German Finance Ministry Publishes Paper on Regulation Of Blockchain Securities
The German Finance Ministry has suggested that the nation acknowledge and govern securities based on blockchain as a legitimate format of financial tool. According to an article published yesterday, the agency said that securities can be released in digital form and need not be substantiated on paper.
The translation of the Germany paper using Google provides us the following details:
“German law should generally be opened up for electronic securities, i.e. the currently mandatory documentary embodiment of securities (paper form) should no longer apply without restriction.”
Regulation should establish a system for monitoring these digital tools, along with the ministry’s versatility to adapt the guidelines to the constantly evolving blockchain tech.
“In view of the fact that the technical standards and requirements can change rapidly, authorization should be provided to regulate the specific technical details by legal regulation.”
The effort should begin with digital bonds and eventually shift to electronic shares, the government said, as the level of regulation needed for the latter would postpone the creation and launch of any digital securities in the nick of time. Securities with similar structure should be recorded in a single unified registry overseen by a government-monitored organization “to avoid manipulative possibilities,” the paper said.
The paper further states that “separate regulations should be provided for the acquisition and transfer of electronic securities as well as good faith protection.”
If electronic securities are made use of to trade in the trading locations of the country, they should be licensed by the central security depository (CSD) of the country, the ministry said.
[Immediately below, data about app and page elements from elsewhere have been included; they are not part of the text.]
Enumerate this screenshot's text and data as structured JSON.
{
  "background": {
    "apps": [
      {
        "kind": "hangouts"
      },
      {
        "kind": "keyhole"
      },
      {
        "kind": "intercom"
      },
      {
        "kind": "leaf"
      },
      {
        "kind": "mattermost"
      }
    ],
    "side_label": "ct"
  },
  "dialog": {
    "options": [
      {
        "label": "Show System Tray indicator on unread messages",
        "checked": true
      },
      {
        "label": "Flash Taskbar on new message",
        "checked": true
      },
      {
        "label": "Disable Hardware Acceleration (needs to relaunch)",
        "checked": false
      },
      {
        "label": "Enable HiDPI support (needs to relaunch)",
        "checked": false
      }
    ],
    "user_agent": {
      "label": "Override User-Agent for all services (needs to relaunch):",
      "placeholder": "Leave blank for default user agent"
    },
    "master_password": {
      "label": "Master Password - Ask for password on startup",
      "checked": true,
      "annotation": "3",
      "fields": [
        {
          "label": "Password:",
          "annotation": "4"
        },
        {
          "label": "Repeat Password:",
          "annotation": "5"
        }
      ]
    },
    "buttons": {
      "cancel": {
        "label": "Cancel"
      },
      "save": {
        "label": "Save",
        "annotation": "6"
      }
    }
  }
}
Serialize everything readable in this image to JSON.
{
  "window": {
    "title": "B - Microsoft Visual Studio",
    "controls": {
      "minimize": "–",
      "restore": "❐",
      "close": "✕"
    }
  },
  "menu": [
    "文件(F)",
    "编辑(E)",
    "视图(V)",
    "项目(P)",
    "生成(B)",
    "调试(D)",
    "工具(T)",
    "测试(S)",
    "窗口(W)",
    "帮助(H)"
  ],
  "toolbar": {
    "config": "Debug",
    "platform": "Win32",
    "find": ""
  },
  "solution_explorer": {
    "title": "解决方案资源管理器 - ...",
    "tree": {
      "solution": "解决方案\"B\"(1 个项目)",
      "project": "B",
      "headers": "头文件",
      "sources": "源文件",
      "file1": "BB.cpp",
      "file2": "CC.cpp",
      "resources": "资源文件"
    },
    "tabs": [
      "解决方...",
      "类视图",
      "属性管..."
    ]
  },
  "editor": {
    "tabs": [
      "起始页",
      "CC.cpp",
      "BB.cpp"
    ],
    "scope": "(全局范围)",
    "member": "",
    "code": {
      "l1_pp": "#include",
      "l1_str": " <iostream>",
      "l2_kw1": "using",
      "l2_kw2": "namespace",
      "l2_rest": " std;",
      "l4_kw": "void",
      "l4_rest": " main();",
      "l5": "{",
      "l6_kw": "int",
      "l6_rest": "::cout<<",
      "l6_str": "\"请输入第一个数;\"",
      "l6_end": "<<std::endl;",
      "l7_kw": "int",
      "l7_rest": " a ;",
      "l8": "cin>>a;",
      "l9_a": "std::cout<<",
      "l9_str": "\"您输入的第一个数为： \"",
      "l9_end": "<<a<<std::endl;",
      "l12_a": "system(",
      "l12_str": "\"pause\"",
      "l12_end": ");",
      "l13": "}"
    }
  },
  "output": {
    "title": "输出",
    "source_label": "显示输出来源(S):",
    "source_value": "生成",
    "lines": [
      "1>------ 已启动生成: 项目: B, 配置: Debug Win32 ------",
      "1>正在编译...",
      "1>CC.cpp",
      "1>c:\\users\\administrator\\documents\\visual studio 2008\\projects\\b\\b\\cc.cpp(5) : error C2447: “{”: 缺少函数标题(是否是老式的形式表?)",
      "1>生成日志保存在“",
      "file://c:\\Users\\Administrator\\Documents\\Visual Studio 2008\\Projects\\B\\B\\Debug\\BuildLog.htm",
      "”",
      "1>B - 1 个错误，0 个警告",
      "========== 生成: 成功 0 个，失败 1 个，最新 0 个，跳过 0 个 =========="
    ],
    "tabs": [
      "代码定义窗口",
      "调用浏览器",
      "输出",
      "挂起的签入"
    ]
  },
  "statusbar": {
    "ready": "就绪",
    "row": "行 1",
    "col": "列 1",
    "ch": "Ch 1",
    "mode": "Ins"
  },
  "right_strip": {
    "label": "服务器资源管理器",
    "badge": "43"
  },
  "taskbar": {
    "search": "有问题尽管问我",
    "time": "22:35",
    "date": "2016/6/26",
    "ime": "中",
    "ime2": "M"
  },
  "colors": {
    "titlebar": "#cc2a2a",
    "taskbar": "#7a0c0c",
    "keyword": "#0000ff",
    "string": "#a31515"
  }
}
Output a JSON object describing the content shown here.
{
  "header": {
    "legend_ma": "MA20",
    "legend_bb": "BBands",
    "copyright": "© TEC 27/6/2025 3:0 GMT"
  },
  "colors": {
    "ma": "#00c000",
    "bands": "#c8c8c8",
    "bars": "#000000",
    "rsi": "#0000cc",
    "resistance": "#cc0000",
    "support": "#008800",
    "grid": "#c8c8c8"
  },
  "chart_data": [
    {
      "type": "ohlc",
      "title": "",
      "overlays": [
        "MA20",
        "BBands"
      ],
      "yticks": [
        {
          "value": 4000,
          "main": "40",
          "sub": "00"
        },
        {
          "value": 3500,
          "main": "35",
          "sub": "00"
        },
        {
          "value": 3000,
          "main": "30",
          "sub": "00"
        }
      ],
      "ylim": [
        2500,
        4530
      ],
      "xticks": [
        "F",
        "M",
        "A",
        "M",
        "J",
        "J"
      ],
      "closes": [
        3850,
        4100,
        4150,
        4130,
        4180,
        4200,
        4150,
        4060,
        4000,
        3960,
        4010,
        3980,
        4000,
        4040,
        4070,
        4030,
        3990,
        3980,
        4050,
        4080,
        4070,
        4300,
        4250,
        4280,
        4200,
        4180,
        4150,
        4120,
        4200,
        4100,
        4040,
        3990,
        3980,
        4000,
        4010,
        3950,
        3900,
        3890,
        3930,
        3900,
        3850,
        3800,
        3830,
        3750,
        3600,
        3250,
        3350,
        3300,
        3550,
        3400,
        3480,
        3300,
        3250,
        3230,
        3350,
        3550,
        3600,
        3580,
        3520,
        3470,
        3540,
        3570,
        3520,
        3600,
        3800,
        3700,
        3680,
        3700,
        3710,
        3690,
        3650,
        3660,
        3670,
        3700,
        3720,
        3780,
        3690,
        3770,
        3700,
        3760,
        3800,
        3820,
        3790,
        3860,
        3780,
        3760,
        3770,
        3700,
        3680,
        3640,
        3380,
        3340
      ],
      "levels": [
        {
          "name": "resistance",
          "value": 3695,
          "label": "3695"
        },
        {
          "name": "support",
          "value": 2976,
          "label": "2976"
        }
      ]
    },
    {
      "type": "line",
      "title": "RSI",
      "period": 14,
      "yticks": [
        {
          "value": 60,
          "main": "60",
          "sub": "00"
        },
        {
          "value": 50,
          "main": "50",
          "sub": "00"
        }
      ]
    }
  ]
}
In general, individual investors should just be able to purchase tokenized securities via a financial intermediary, the paper said.
The document said that digital securities can use blockchain, but not necessarily:
“The use of blockchain technology should not be privileged, especially with regard to the state-of-the-art development of the sometimes high energy requirements of public blockchain technologies and their climatic effects.”
The paper also addresses the issue of so – called utility tokens, considering that they may be excluded from securities issuers’ requirements.
The document says “As a rule, utility tokens do not constitute securities, investments or other financial instruments under the German Securities Trading Act and in most cases will not be electronic bonds in the future, although “it could be determined by law that a public offer of utility tokens may only take place if the provider has previously published an information sheet.”
The suggestions of the ministry come as a proposed bill on offerings for security tokens (STOs) is in the German parliament. According to Senator Thomas Heilmann, Germany’s ruling political party and a member of the Christian Democratic Union (CDU), “The technology sounds very interesting, but people don’t really understand it.”
He further stated that the CDU group in the parliament backs his plan.
The bill now resides in the sort of “discussion materials” and and was debated behind locked doors by German lawmakers and government agencies, said Richard Lohwasser, chief executive officer of blockchain company Lition, who advised Heilmann on the fresh and new regulatory suggestion.
In its present condition, trying to deal to with them without thorough oversight of security tokens in Europe can lead to a variety of issues: owning a token does not imply holding equity from a legal perspective, dividend payments are not lawfully confirming, and if a token is offered the buyer does not obtain legal rights to collect dividends, explained Lohwasser.
Germany can also obtain a management role in tokenized finance as a financial hub of Europe, the document of the Finance Ministry indicates. The country could also set the stage for future safety token laws across the EU. The ramifications may be crucial for the international blockchain fraternity, not just Germany, as per to Lewis Cohen, an attorney at New York-based legal firm DLx Law.
He concluded saying
“Even if the German capital markets are not that significant right now, especially from the point of view of companies here in the US the fact that policymakers in Germany are taking active steps to encourage the use of security tokens will be noticed, and lessons will be learned, around the world. The German experiment, if you will, is important for creating a model, in which the wider blockchain community can learn what works well and what doesn’t work as well.”